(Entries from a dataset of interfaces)
=-=-=

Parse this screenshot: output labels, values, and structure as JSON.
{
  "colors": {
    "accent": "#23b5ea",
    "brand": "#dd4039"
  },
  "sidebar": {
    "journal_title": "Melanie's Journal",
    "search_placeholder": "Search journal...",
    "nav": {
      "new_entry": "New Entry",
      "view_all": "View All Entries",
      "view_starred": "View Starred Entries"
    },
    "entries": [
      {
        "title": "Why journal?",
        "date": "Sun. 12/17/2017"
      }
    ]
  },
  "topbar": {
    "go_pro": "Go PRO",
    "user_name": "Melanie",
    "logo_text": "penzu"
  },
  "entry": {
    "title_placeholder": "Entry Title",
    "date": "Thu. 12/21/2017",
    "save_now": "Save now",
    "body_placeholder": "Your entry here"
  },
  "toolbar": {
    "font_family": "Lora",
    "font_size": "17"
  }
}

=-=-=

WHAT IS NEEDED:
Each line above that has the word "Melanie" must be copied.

TASK ANSWER:
    "journal_title": "Melanie's Journal",
    "user_name": "Melanie",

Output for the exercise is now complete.